When votes are taken by ballot, the members shall record their votes in writing in such manner as the presiding authority may prescribe. Such writing shall not be signed and shall not be seen by any person except the presiding authority and two scrutinisers to be appointed by him. Such papers shall be destroyed immediately after the result of the voting is declared.

It is clear therefore that on the votes being so taken by ballot, the names of the members voting respectively for or against the resolution cannot, even if a member so desires, be entered in the minute book as provided by Clause (k) of Sub-section (2) of Section 35.

16. Only one argument seemed to me to throw any doubt on the question,- the argument that the election of the President was the transaction of a business of so peculiar a nature that proceedings relating to it must stand on a special footing : and consequently that the minutes recording such proceedings may reasonably be in a different form from the minutes relating to the ordinary business transacted by the Local Board : and that it is the ordinary business with which Clause (k) of Sub-section (2) of Section 35 deals. There is no justification however for holding that any such cleavage in the two classes of business is to be found in the regulations or the Act, or that the election of the President is put in a class apart from the transaction of the ordinary business. Nor do the regulations 35-37 restrict the taking of votes by ballot to the election of the President.

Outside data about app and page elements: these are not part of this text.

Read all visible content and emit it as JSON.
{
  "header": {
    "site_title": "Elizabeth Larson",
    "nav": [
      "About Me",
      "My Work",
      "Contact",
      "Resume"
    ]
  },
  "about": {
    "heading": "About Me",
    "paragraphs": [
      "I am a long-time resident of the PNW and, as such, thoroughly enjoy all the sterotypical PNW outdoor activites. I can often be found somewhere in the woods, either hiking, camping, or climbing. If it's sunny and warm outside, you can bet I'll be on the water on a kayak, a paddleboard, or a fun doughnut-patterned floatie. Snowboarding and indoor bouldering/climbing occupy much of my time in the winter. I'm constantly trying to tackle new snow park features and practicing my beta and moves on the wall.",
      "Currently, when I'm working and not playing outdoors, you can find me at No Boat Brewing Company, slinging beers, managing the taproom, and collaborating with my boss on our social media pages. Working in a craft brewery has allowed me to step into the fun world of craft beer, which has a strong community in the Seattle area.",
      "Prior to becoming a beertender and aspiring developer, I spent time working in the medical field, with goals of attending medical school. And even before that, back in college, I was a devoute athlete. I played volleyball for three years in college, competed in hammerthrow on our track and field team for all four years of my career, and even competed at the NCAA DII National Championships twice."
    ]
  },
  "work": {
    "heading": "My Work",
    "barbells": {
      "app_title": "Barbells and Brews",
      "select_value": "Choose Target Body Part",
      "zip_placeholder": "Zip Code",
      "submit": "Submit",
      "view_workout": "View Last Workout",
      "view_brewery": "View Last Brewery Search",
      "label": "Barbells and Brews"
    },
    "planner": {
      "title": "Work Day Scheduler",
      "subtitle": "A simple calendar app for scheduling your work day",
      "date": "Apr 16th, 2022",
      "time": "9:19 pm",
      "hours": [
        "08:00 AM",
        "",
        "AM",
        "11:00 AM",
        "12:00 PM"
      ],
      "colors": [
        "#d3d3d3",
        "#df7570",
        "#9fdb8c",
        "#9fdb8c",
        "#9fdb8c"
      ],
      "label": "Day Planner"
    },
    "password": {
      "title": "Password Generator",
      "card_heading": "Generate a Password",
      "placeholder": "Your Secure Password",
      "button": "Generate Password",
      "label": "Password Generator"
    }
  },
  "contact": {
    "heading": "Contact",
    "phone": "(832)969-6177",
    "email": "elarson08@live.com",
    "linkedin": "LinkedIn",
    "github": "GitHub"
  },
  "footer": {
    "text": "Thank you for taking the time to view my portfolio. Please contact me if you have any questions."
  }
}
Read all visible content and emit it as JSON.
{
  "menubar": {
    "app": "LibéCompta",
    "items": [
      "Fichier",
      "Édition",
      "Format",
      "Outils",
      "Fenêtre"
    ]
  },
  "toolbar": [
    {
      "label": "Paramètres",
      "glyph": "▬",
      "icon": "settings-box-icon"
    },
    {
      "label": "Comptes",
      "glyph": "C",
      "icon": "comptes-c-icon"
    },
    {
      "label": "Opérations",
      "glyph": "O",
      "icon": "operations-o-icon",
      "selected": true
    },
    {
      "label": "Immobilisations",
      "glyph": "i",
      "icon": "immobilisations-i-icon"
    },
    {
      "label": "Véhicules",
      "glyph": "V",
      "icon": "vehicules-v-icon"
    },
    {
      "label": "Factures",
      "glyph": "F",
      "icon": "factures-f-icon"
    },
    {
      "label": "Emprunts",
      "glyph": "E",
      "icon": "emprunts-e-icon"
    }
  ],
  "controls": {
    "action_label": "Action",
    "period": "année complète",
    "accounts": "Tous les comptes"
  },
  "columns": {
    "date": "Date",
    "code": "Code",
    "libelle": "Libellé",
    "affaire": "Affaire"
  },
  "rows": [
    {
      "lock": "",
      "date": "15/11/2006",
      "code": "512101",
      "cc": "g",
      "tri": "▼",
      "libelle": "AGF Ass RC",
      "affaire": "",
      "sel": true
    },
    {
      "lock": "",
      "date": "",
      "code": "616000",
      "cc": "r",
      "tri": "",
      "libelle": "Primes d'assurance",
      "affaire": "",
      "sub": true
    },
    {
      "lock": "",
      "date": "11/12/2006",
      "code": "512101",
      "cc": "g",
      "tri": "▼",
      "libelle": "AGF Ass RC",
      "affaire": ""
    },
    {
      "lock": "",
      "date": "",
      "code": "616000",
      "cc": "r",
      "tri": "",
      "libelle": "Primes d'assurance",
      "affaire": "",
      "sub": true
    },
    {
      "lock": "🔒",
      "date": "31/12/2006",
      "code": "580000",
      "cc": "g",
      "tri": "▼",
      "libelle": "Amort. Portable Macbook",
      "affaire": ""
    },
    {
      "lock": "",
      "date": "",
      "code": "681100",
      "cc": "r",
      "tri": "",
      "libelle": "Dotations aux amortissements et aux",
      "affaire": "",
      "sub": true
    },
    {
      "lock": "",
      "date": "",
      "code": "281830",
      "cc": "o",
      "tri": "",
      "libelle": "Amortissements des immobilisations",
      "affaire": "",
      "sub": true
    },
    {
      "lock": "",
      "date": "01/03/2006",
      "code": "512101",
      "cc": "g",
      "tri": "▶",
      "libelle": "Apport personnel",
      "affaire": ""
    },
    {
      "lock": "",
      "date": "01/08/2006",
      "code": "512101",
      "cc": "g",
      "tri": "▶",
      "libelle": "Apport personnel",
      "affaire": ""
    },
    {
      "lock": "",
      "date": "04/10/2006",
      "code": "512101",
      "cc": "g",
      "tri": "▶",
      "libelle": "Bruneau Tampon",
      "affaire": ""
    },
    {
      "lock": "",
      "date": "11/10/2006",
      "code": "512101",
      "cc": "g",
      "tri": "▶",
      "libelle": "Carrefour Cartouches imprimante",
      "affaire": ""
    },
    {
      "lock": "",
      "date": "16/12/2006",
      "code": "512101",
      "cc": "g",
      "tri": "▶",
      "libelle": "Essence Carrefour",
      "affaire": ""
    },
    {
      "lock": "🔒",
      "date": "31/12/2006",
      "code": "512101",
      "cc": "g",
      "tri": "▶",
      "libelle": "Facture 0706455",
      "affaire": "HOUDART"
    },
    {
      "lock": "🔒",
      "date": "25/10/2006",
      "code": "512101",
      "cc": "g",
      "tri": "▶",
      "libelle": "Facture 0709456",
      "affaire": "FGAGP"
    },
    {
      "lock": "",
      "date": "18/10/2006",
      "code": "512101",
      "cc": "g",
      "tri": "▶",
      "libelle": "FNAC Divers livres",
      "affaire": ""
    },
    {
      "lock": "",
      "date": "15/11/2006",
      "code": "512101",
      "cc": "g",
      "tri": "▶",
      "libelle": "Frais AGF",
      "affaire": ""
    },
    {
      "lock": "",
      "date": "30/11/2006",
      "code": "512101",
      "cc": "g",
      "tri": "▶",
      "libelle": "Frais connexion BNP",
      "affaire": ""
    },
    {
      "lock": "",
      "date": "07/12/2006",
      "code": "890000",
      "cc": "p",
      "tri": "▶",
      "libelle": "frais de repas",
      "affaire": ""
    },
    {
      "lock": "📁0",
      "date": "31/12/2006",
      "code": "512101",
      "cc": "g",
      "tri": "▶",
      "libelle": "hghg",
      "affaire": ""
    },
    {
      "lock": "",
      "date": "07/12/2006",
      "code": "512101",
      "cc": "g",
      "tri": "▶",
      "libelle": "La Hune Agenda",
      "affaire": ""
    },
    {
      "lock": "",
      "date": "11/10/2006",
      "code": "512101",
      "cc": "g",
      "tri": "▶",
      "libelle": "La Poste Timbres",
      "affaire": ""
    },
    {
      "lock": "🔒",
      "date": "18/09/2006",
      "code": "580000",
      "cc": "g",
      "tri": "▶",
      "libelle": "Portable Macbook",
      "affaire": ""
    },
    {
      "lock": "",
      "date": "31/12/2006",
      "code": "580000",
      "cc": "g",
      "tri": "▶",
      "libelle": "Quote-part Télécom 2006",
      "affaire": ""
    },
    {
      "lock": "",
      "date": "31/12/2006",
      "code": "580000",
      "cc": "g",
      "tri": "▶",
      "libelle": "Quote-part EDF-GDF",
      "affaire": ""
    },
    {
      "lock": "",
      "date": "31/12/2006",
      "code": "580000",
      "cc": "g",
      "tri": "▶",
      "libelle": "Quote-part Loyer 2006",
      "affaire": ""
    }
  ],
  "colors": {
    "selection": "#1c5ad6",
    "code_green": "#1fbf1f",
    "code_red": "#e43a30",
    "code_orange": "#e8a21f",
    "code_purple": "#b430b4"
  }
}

17. In my opinion the provision contained in regulation 35 to the effect that on a motion or amendment having reference to the election of the President, votes shall be taken by ballot, understanding that expression as it is explained in regulation 37, is inconsistent with the provisions of Clause (k) of Sub-section (2) of Section 35 of the Local Boards Act; and consequently making a regulation with such a provision was beyond the powers conferred upon the Local Board under Section 35, Sub-section (l), of the Act.

18. For these reasons I agree that the appeal must be allowed and the suit dismissed with costs throughout.


Save Judgments// Add Notes // Store Search Result sets // Organizer Client Files //